#### [Aim of the task]
Look for the word "title" in the data below, and copy every line that holds it.

#### [Entries taken from a collection]

[Start of section]

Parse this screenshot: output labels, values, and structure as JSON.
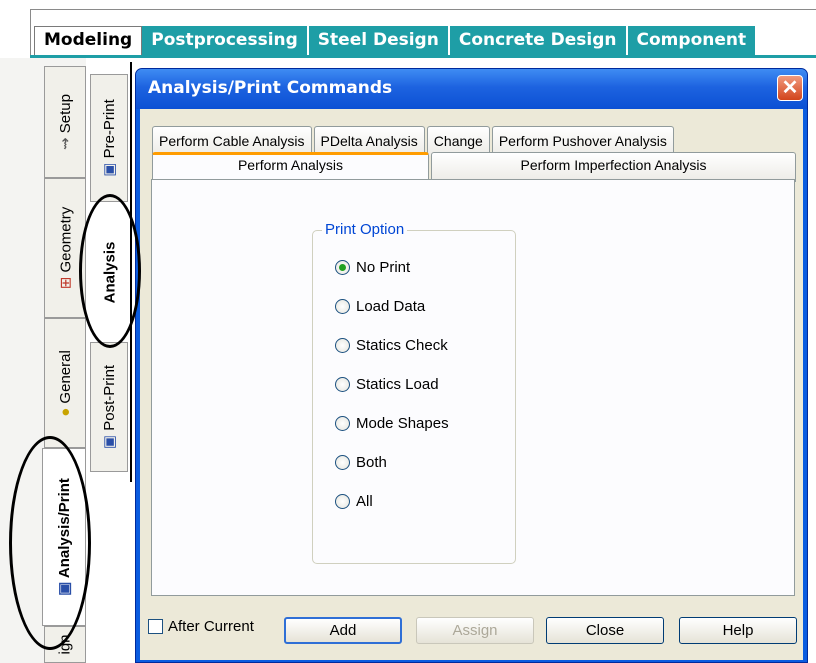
{
  "mode_tabs": [
    "Modeling",
    "Postprocessing",
    "Steel Design",
    "Concrete Design",
    "Component"
  ],
  "left_tabs": {
    "setup": "Setup",
    "geometry": "Geometry",
    "general": "General",
    "analysis_print": "Analysis/Print",
    "design": "ign"
  },
  "sub_tabs": {
    "pre_print": "Pre-Print",
    "analysis": "Analysis",
    "post_print": "Post-Print"
  },
  "dialog": {
    "title": "Analysis/Print Commands",
    "tabs_row1": [
      "Perform Cable Analysis",
      "PDelta Analysis",
      "Change",
      "Perform Pushover Analysis"
    ],
    "tabs_row2": [
      "Perform Analysis",
      "Perform Imperfection Analysis"
    ],
    "print_option": {
      "title": "Print Option",
      "options": [
        "No Print",
        "Load Data",
        "Statics Check",
        "Statics Load",
        "Mode Shapes",
        "Both",
        "All"
      ],
      "selected": "No Print"
    },
    "after_current_label": "After Current",
    "buttons": {
      "add": "Add",
      "assign": "Assign",
      "close": "Close",
      "help": "Help"
    }
  },
  "colors": {
    "accent_teal": "#1e9ea6",
    "xp_blue": "#0a5ce0",
    "selected_radio": "#21a121"
  }
}
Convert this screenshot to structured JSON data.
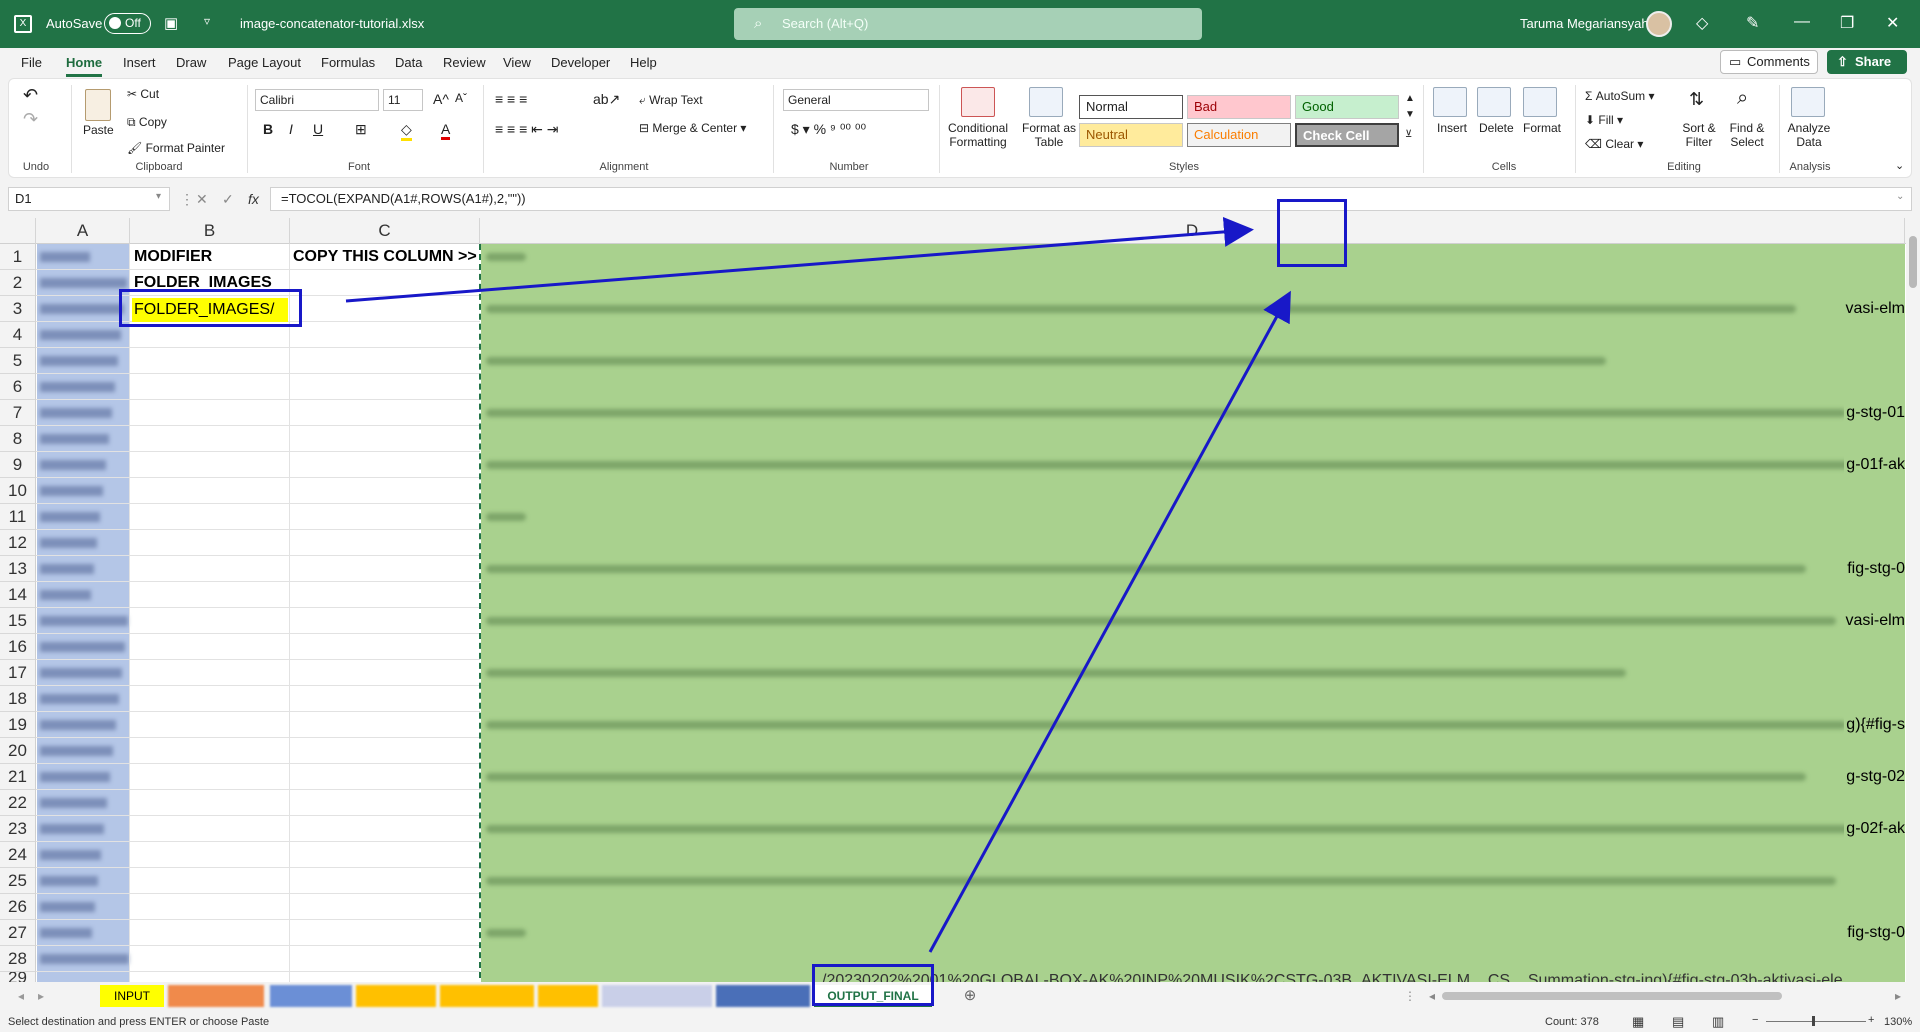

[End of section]

#### [Solution to this task]
    "title": "Analysis/Print Commands",
      "title": "Print Option",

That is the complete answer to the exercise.